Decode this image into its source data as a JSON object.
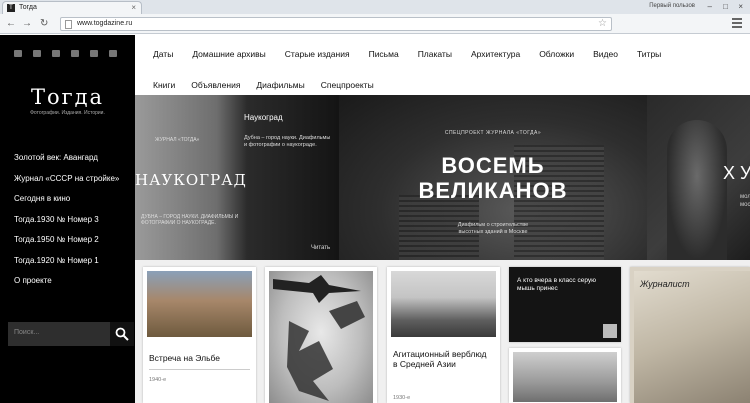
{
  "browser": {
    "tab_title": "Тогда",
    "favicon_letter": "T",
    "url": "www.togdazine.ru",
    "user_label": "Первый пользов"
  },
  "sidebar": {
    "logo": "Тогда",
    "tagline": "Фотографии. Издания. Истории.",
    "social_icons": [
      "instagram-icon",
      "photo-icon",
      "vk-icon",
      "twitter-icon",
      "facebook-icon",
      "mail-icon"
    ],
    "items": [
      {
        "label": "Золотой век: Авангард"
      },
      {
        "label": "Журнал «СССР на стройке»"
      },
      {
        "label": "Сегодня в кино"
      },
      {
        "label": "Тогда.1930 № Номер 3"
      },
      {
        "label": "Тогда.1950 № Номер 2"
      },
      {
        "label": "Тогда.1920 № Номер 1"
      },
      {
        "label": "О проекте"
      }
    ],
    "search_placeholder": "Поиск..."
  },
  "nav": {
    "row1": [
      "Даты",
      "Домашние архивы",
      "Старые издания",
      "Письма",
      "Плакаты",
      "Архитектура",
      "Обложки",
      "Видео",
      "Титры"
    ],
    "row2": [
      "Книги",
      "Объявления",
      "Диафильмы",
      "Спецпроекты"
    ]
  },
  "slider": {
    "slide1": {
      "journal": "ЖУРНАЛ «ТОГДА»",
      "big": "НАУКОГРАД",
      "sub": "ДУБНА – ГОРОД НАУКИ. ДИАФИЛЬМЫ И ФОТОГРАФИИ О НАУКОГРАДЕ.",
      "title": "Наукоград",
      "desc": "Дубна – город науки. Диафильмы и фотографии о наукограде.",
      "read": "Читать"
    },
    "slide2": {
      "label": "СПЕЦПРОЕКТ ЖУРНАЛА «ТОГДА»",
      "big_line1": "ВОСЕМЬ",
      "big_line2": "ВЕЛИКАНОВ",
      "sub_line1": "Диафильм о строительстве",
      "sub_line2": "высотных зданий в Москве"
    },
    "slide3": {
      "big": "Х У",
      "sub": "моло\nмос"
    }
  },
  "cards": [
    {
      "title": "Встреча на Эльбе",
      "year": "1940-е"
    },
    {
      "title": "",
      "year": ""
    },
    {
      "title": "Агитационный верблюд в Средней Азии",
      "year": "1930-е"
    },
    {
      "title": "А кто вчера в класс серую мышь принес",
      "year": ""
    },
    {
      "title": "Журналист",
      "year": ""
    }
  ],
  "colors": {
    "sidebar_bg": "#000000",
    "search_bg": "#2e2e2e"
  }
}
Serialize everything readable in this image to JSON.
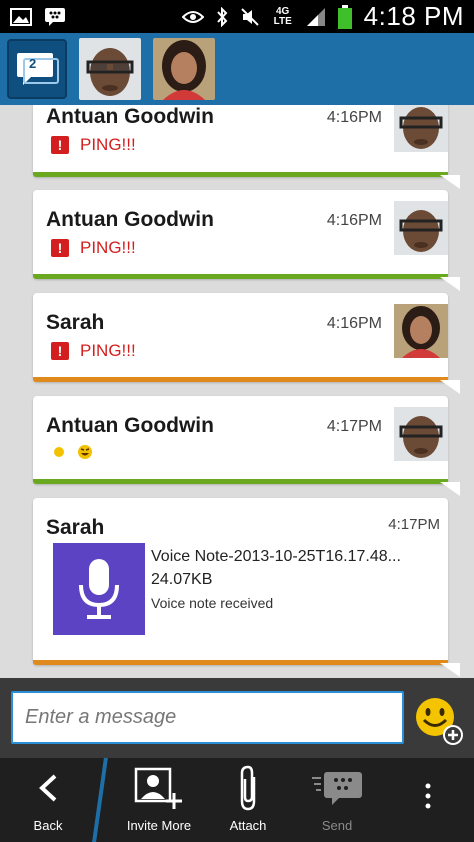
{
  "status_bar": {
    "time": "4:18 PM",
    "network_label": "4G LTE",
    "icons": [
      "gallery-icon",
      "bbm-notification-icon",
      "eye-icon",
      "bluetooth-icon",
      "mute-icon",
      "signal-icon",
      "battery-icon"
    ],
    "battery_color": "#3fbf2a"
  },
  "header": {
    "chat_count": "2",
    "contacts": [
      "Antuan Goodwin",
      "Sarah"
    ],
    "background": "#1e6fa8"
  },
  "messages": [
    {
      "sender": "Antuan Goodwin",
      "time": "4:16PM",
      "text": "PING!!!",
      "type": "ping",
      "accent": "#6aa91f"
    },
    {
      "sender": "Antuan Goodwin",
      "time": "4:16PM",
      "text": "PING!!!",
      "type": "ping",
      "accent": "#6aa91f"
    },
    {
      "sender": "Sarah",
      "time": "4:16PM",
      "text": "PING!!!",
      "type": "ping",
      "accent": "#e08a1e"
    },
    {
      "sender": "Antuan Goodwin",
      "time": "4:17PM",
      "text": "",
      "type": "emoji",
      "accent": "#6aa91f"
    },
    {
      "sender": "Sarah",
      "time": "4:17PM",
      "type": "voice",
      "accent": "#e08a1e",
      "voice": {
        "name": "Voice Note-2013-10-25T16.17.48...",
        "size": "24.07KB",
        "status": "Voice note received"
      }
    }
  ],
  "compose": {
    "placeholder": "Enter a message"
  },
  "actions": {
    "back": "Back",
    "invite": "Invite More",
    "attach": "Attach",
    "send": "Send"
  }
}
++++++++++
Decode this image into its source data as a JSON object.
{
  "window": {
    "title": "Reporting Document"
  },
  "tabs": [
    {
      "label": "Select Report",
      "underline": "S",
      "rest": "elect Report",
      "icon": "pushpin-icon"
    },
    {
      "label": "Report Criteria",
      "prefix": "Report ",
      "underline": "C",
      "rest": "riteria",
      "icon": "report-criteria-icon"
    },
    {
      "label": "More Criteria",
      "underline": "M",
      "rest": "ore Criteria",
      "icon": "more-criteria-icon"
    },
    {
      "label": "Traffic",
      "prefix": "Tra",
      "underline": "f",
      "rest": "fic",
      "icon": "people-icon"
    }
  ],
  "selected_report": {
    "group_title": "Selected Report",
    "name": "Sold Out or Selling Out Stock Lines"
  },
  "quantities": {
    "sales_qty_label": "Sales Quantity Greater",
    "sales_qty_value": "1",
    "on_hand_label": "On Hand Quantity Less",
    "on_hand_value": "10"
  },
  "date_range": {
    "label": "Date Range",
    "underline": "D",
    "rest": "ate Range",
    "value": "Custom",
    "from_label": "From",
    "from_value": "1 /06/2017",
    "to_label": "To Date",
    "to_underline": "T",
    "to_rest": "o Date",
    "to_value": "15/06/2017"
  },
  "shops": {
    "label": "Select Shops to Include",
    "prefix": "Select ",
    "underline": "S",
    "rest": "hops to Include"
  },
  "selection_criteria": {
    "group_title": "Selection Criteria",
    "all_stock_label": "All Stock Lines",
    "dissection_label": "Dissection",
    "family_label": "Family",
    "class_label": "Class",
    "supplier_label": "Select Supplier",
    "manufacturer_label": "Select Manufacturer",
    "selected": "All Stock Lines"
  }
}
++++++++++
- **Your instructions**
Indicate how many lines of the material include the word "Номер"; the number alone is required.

- **Solution to this task**
3